TEAM PH. Members of the Bacolod-based Philippine Men’s Tchoukball Team pose with their trophy as second runner-up finishers in the Asia-Pacific Tchoukball Championships in Johor, Malaysia on August 7, 2022. The Philippines has qualified to see action in the World Tchoukball Championships next year. (Photo courtesy of Tchoukball Association of the Philippines)

BACOLOD CITY – The Bacolod-based Philippine Men’s Tchoukball Team has booked another trip to the World Tchoukball Championships (WTC) 2023 after finishing third in the just-concluded Asia-Pacific Tchoukball Championships in Johor, Malaysia.

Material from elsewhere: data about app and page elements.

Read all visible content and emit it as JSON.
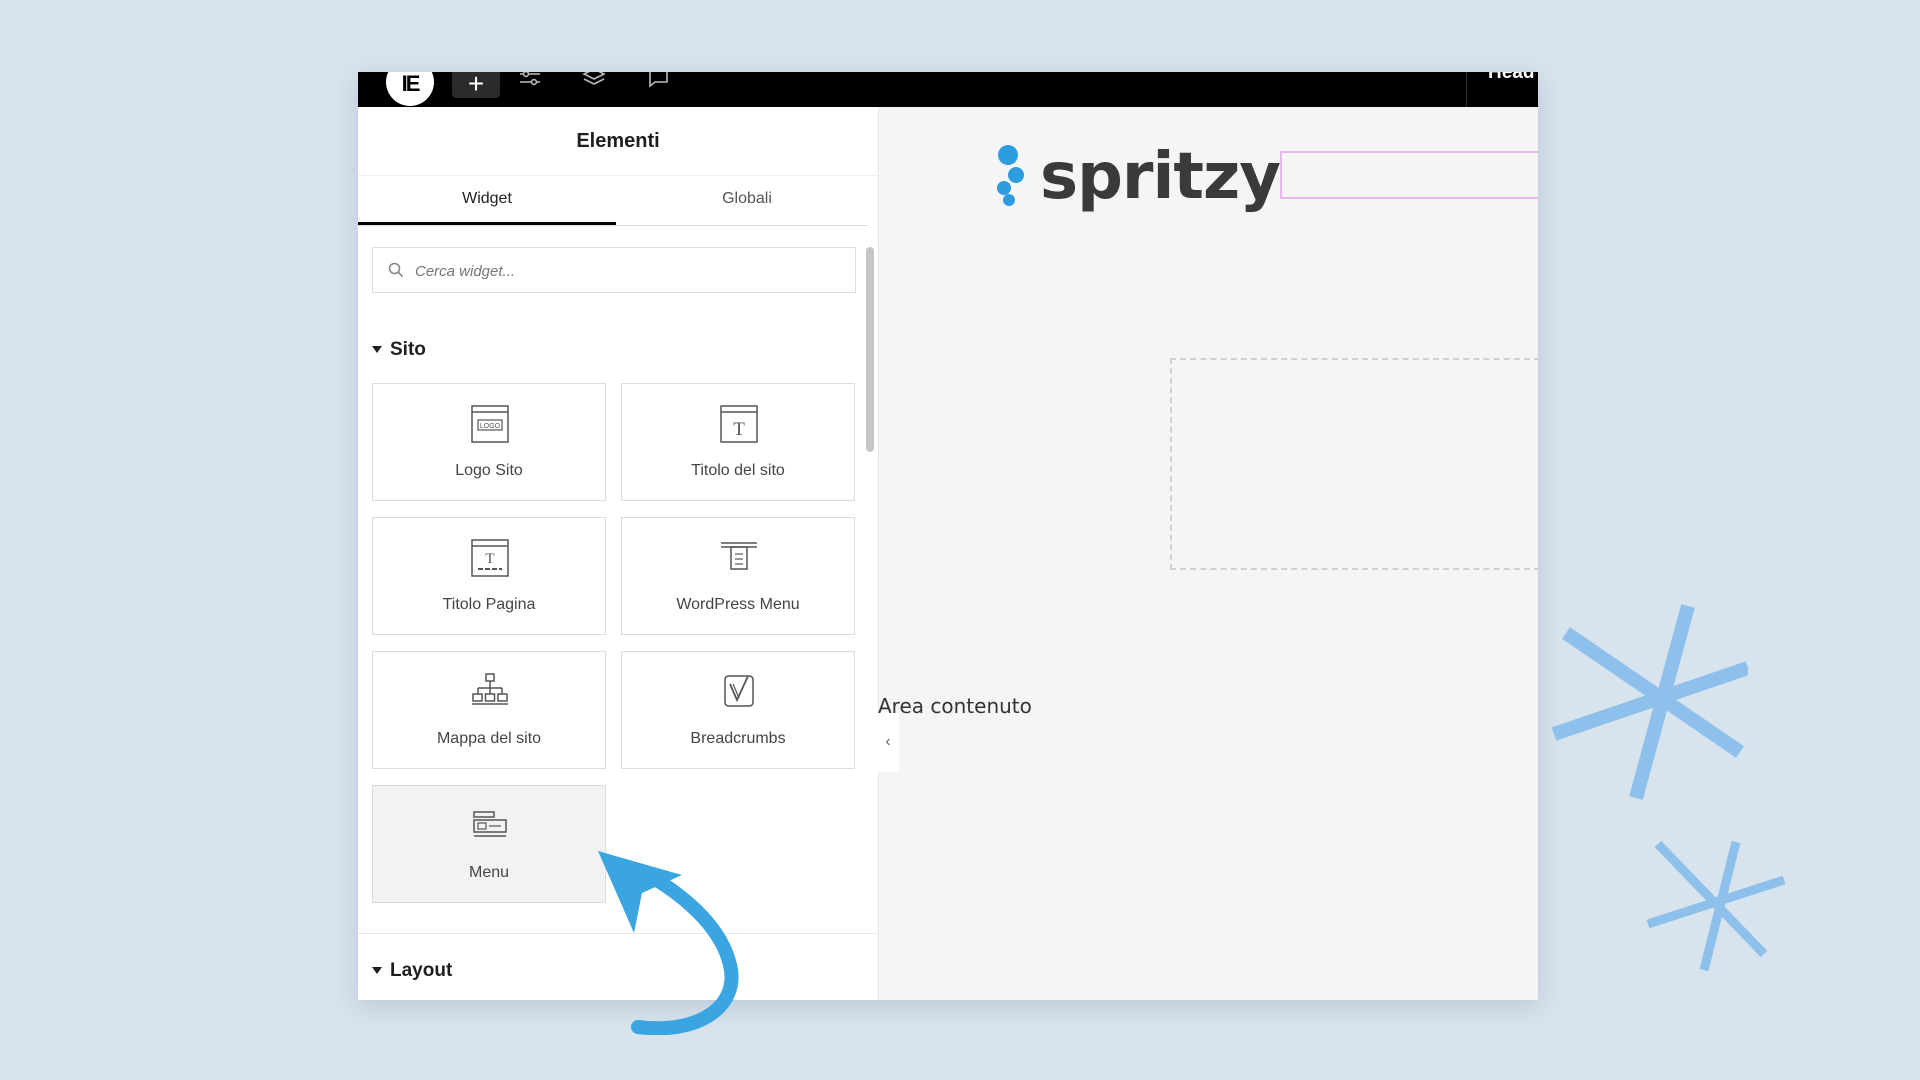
{
  "topbar": {
    "logo_glyph": "IE",
    "add_glyph": "+",
    "title": "Head",
    "icons": [
      "elementor-logo-icon",
      "plus-icon",
      "sliders-icon",
      "layers-icon",
      "comment-icon"
    ]
  },
  "panel": {
    "title": "Elementi",
    "tabs": [
      {
        "label": "Widget",
        "active": true
      },
      {
        "label": "Globali",
        "active": false
      }
    ],
    "search_placeholder": "Cerca widget...",
    "sections": [
      {
        "name": "Sito",
        "widgets": [
          {
            "label": "Logo Sito",
            "icon": "site-logo-icon"
          },
          {
            "label": "Titolo del sito",
            "icon": "site-title-icon"
          },
          {
            "label": "Titolo Pagina",
            "icon": "page-title-icon"
          },
          {
            "label": "WordPress Menu",
            "icon": "wordpress-menu-icon"
          },
          {
            "label": "Mappa del sito",
            "icon": "sitemap-icon"
          },
          {
            "label": "Breadcrumbs",
            "icon": "breadcrumbs-icon"
          },
          {
            "label": "Menu",
            "icon": "menu-icon"
          }
        ]
      },
      {
        "name": "Layout",
        "widgets": []
      }
    ],
    "collapse_glyph": "‹"
  },
  "canvas": {
    "brand": "spritzy",
    "content_area_label": "Area contenuto"
  },
  "colors": {
    "background": "#d7e3ed",
    "arrow": "#3aa5e0",
    "asterisk": "#8dc0ea",
    "brand_dot": "#2d9ddf",
    "brand_text": "#3a3a3a"
  }
}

Tchoukball Association of the Philippines (TAP) president Raymund Jamelo said on Tuesday the Philippines, being among the top four finishers, once again qualified for next year’s WTC, the venue of which has yet to be announced.

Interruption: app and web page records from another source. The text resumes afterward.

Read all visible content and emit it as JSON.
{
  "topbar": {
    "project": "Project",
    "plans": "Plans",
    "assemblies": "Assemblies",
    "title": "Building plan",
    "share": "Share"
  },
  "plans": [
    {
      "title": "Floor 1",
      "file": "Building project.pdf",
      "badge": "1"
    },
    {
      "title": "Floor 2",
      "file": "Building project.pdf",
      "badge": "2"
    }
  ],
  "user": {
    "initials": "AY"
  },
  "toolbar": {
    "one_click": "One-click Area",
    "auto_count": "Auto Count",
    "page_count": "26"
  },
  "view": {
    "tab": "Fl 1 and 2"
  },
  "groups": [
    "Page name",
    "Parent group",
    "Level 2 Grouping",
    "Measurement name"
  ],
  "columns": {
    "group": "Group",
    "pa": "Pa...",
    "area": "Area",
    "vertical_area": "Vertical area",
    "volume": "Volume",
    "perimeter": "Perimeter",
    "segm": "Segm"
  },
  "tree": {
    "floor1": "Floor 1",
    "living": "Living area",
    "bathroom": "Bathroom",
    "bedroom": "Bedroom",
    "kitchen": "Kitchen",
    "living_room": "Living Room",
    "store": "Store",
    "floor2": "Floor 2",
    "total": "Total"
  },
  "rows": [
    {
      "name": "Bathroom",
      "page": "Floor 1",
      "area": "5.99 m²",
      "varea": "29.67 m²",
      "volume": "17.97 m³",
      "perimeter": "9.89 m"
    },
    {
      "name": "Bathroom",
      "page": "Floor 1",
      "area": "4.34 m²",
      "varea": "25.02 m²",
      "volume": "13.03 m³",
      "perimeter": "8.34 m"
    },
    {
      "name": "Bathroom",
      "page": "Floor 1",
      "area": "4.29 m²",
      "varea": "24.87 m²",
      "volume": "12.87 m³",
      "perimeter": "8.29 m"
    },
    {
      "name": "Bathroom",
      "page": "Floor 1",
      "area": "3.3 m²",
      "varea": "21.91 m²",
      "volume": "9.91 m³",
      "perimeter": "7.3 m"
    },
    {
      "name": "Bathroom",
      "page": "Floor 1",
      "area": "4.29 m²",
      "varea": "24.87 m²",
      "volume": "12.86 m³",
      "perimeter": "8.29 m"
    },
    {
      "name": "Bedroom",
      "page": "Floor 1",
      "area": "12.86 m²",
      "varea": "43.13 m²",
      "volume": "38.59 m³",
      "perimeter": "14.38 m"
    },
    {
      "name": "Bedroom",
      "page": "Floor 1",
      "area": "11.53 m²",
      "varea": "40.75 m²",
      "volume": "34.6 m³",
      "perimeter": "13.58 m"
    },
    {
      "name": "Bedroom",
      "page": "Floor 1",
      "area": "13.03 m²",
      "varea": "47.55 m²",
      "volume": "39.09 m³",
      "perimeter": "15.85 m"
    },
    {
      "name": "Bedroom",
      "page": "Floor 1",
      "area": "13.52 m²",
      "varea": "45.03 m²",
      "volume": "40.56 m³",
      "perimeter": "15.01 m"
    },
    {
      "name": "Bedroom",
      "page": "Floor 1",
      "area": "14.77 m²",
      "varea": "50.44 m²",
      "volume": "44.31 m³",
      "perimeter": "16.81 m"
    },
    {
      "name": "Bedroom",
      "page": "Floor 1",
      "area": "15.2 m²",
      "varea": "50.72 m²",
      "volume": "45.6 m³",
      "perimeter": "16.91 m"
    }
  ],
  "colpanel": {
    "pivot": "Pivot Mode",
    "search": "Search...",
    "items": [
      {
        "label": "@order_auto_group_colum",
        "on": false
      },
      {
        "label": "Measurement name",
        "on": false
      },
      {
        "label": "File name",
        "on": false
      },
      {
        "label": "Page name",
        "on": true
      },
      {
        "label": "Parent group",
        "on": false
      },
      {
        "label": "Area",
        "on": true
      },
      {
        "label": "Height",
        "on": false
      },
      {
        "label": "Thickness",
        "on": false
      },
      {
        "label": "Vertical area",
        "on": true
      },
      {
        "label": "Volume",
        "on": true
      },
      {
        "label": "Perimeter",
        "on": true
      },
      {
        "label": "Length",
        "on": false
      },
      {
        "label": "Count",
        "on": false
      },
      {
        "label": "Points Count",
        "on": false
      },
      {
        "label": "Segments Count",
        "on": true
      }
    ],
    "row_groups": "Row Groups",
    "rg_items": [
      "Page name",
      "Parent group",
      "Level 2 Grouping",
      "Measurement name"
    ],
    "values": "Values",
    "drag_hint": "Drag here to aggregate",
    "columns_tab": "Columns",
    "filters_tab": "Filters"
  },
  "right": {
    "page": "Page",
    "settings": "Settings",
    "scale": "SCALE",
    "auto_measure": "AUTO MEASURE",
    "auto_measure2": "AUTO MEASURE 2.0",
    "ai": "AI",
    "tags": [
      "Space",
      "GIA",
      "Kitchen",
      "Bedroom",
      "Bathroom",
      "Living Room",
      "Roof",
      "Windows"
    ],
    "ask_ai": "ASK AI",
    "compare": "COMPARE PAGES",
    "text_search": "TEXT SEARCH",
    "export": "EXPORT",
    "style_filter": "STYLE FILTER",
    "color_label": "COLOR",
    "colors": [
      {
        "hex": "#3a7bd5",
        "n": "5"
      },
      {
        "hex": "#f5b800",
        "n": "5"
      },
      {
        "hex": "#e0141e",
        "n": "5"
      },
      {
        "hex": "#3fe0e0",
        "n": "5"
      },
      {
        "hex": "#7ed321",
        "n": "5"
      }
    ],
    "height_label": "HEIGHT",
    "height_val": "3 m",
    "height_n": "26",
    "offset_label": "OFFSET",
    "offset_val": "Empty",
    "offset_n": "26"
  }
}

“I’m so proud of the Philippine Team. Although this is not a ragtag team since majority of them were already former players of the national team. We just infused new members,” Jamelo said in an interview.

It will be the third time for the Philippines, World No. 9, to see action in the WTC after their previous participation in Taiwan and Malaysia.

On August 7, the Philippines, mentored by playing coach John Elray Jamelo, defeated Thailand to settle for a second runner-up finish in Johor. In the semifinals, the Filipinos succumbed to World No. 3 Singapore, which bowed to eventual champions World No. 1 Chinese Taipei.

During the preliminaries, the Philippines prevailed over Malaysia, Sri Lanka, and Hong Kong.

The Asia-Pacific championship was the country’s first international tchoukball tournament after almost three years amid the pandemic.

Aside from John Elray Jamelo, Team Philippines includes Judel Lacson, Herbert Aujero, Shem Kelly Palcat, Roelle Chapa, Frank Lobaton, Joel Su, and Jet Ho.

They were joined by international referee Corinth Chua-Jamelo.

Jamelo added that after the pandemic halted tournaments in the country in the past two years, the TAP continues to push for tchoukball to continue and be revived in local clubs and schools.

“Tchoukball in the Philippines has been gaining ground. We look forward to picking up where we left off, restart. Now, here we are,” he added.

The TAP president said he hopes the Philippines’ achievement in the Asia-Pacific tournament would inspire athletes and coaches to restart their tchoukball programs.

“We encourage them to activate their clubs. The model here is Negros and Bacolod, where (we) have close to 20 clubs. We have already initiated the Bacolod Open tournament,” Jamelo said.

A non-contact team sport, tchoukball was introduced in the 1960s by Swiss biologist Dr. Hermann Brandt. Its non-contact nature aims to minimize the risk of serious injuries.

A match, usually played on an indoor court, involves two teams with seven players each.

At the end of each court is a “rebound frame”, from which the attacking player must bounce the ball.

After the ball hits the surface, it must touch the floor outside the forbidden zone to score a point. (PNA)